Hee was commaunded to have a most straunge torment … His nailes upon all his fingers were riven and pulled off; 1590–1 Crim. Trials I ii 222.

6. Unfriendly, cold, distant. Also, to keep strange, to behave in a cold or distant manner. (1) My freind, cum neir, And be nocht strange, I thé requeir; Dunb. (STS) lxix 32.
If ye in tymes past, were strange and nyce; Norvell Meroure 13b.
I fand hir of ane staffage kynd, Bath staitly, strange, and he; Scott xxi 18.
Be scho strange & vnkynd I gif hir to fary; Bann. MS 256a/15.
Diuers noblemen writt to hir, requiring to knaw the trewth of hir strange and irreverent handilling; 1568 Hosack Mary Q. of Scots I 544.
Thocht that this warld be verie strange And thevis hes done my rowmes range And teymd my fald; Maitl. F. 329/1.
I was the caus of his maladie becaus of the regrait that he had that I was sa strange unto him; Buch. Detect. (1727) 133.
O gif luif causis strainge inamitie; Maitl. Q. 107/106.
Ather man I vse scurrilitie Or ellis sic strainge and vncouth fremmidnes; Arbuthnot in Maitl. Q. 121/88.
Ane new fairweill a strainge gudnicht Of thé periurd and ladye fals; Maitl. Q. 253/1.
In youre prayer be nather ouir strainge uith God … nor yett ouir hamelie uith him; James VI Basil. Doron 38/6.
I heir that our cousing is sumthing strange and heycht; 15… Crawford Mun. Invent. II 58.
(2) Friends keep strange among others; but, when they are alone, they unbosom themselves to one another; Fraser Lawfulness Separ. 132.

7. Unfamiliar with, unaccustomed to (something). And though I was vnto ȝour lawis strange, By ignorance, and noght by felonye; Kingis Q. § 102.

8. To make (it) strange, to make difficulties, refuse cooperation. Suppois thow raynge ouir all the grange … Still will scho maynge and mak it straynge And giff the syne anewch; Balnaves in Maitl. F. 359/95.
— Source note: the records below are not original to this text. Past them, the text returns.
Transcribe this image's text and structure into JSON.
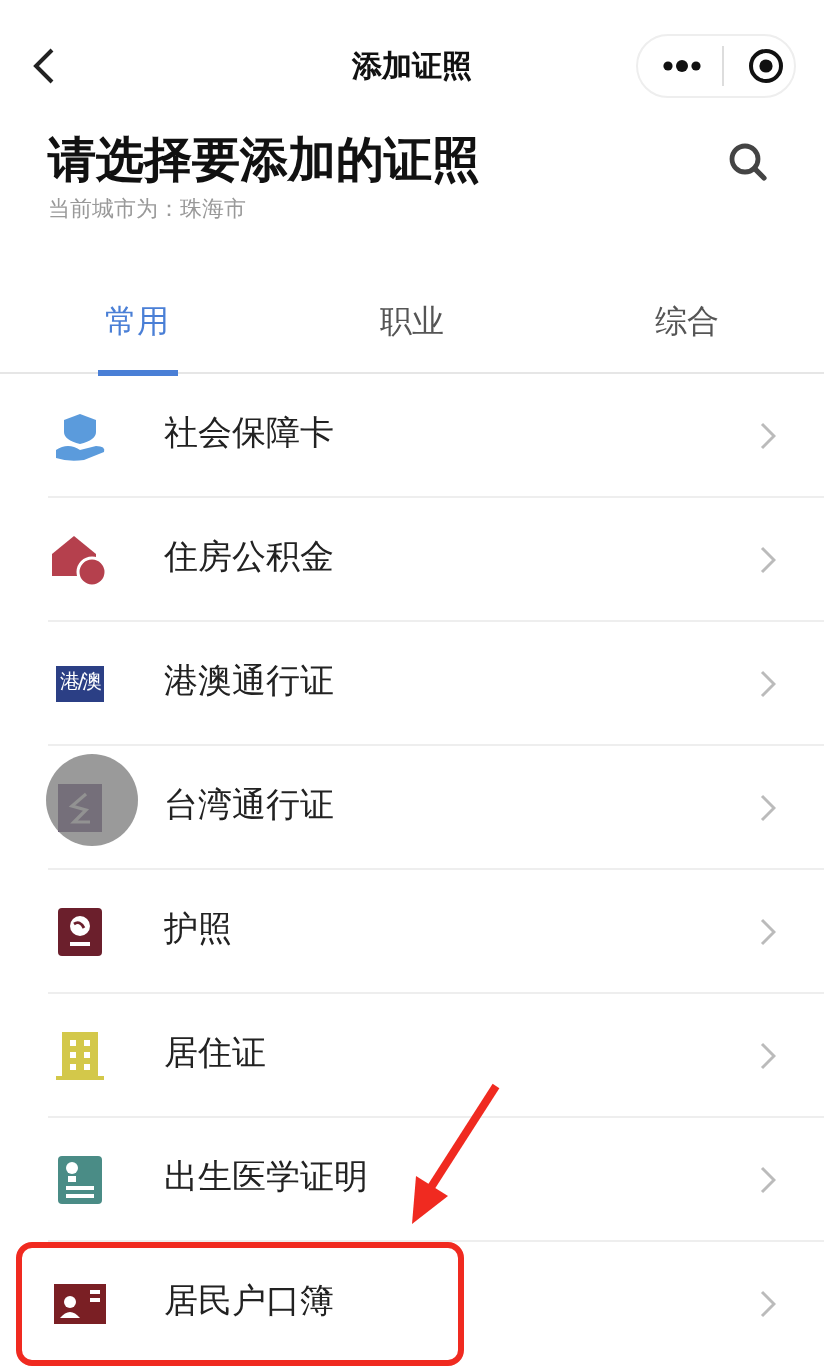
{
  "nav_bar": {
    "title": "添加证照"
  },
  "header": {
    "title": "请选择要添加的证照",
    "subtitle": "当前城市为：珠海市"
  },
  "tabs": [
    {
      "label": "常用",
      "selected": true
    },
    {
      "label": "职业",
      "selected": false
    },
    {
      "label": "综合",
      "selected": false
    }
  ],
  "items": [
    {
      "kind": "social",
      "label": "社会保障卡",
      "highlighted": false
    },
    {
      "kind": "housing",
      "label": "住房公积金",
      "highlighted": false
    },
    {
      "kind": "hkmacau",
      "label": "港澳通行证",
      "icon_text": "港/澳",
      "highlighted": false
    },
    {
      "kind": "taiwan",
      "label": "台湾通行证",
      "highlighted": false
    },
    {
      "kind": "passport",
      "label": "护照",
      "highlighted": false
    },
    {
      "kind": "residence",
      "label": "居住证",
      "highlighted": false
    },
    {
      "kind": "birth",
      "label": "出生医学证明",
      "highlighted": false
    },
    {
      "kind": "household",
      "label": "居民户口簿",
      "highlighted": true
    }
  ],
  "floating_button": {
    "visible": true
  },
  "annotation_arrow": {
    "visible": true
  }
}
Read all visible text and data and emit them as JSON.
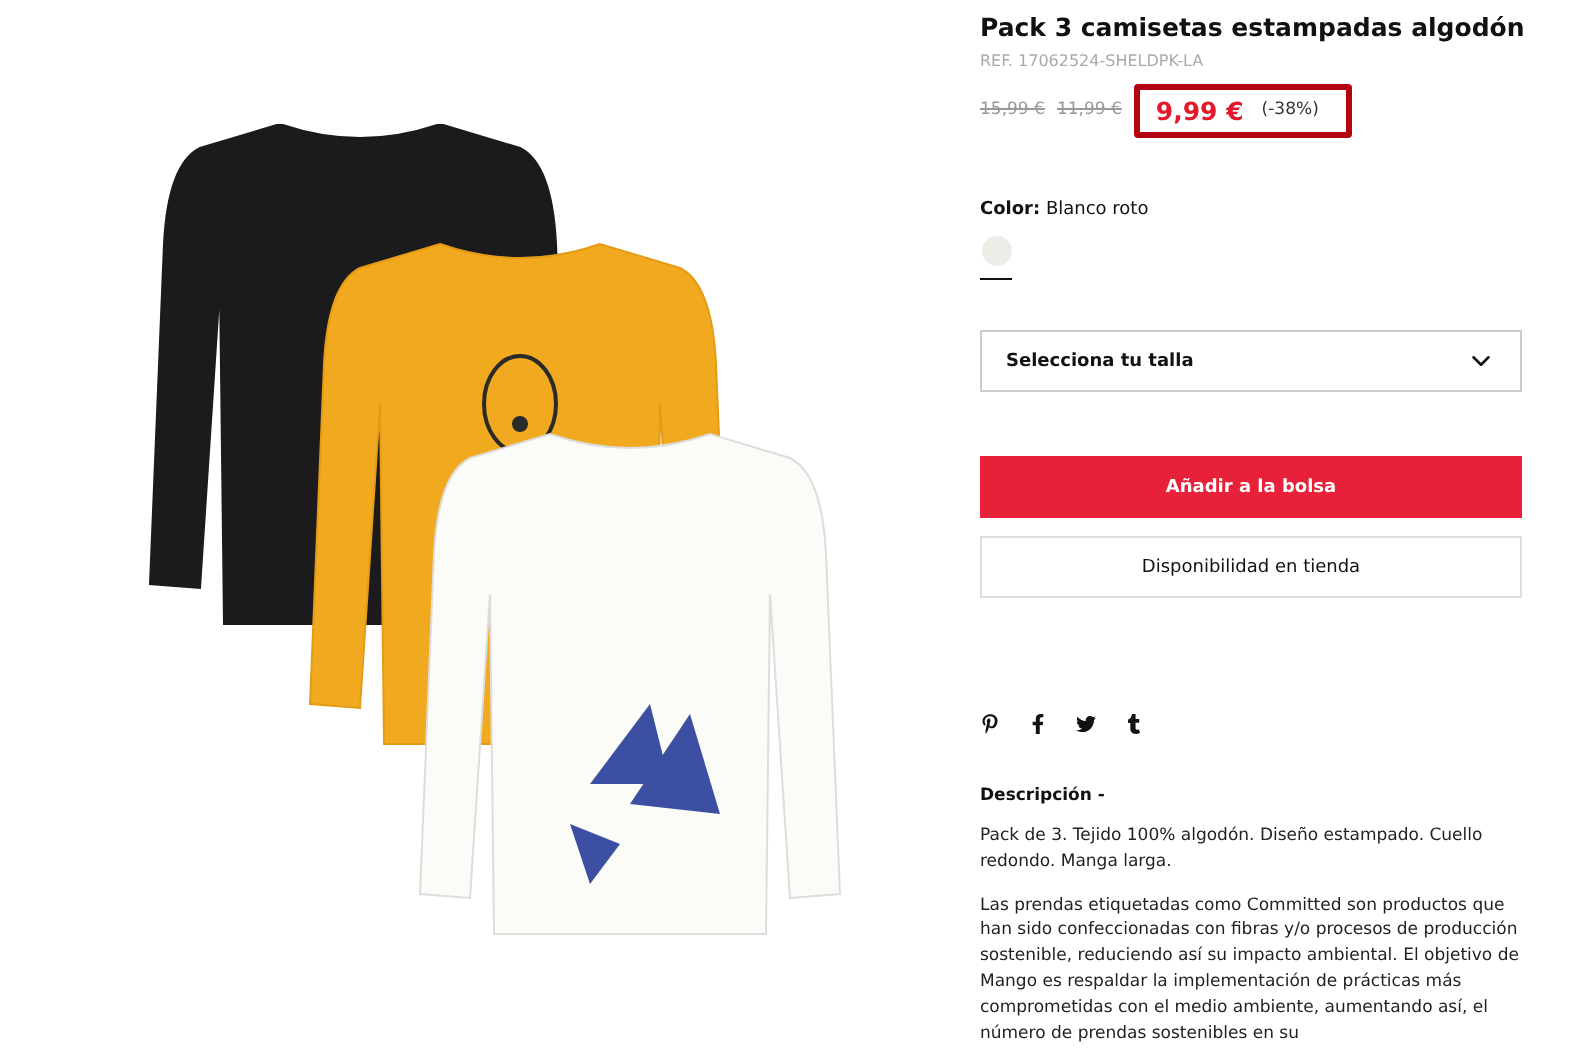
{
  "product": {
    "title": "Pack 3 camisetas estampadas algodón",
    "ref": "REF. 17062524-SHELDPK-LA",
    "old_prices": [
      "15,99 €",
      "11,99 €"
    ],
    "price": "9,99 €",
    "discount": "(-38%)",
    "color_label": "Color:",
    "color_name": "Blanco roto",
    "swatches": [
      {
        "color": "#eeece6",
        "selected": true
      }
    ],
    "size_select": {
      "placeholder": "Selecciona tu talla"
    },
    "buttons": [
      {
        "kind": "primary",
        "label": "Añadir a la bolsa"
      },
      {
        "kind": "secondary",
        "label": "Disponibilidad en tienda"
      }
    ],
    "share": [
      {
        "kind": "pinterest"
      },
      {
        "kind": "facebook"
      },
      {
        "kind": "twitter"
      },
      {
        "kind": "tumblr"
      }
    ],
    "description": {
      "title": "Descripción -",
      "paragraphs": [
        "Pack de 3. Tejido 100% algodón. Diseño estampado. Cuello redondo. Manga larga.",
        "Las prendas etiquetadas como Committed son productos que han sido confeccionadas con fibras y/o procesos de producción sostenible, reduciendo así su impacto ambiental. El objetivo de Mango es respaldar la implementación de prácticas más comprometidas con el medio ambiente, aumentando así, el número de prendas sostenibles en su"
      ]
    }
  }
}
9. comb. With -like, as quasi-adv.: = 5 above. And may make us all reverence His way, although it look strange-like unto flesh; Durham Comm. Rev. 490.

B. adv. To think strange of (something), to think (something) strange. Religion is an uncouth business; truly when I have heard of the seriousness of several folks I thought strange of it; ?1660–90 J. Walwood in
P. Gillespie Rulers Sins (1718) 13.

You may wish to vary the format shown below depending on the citation style used.

"Strang(e adj.". Dictionary of the Scots Language. 2004. Scottish Language Dictionaries Ltd. Accessed 26 Sep 2021 <https://www.dsl.ac.uk/entry/dost/strange_adj>

34184

dost

Try an Advanced Search

Browse DOST:

    Loading...

Share: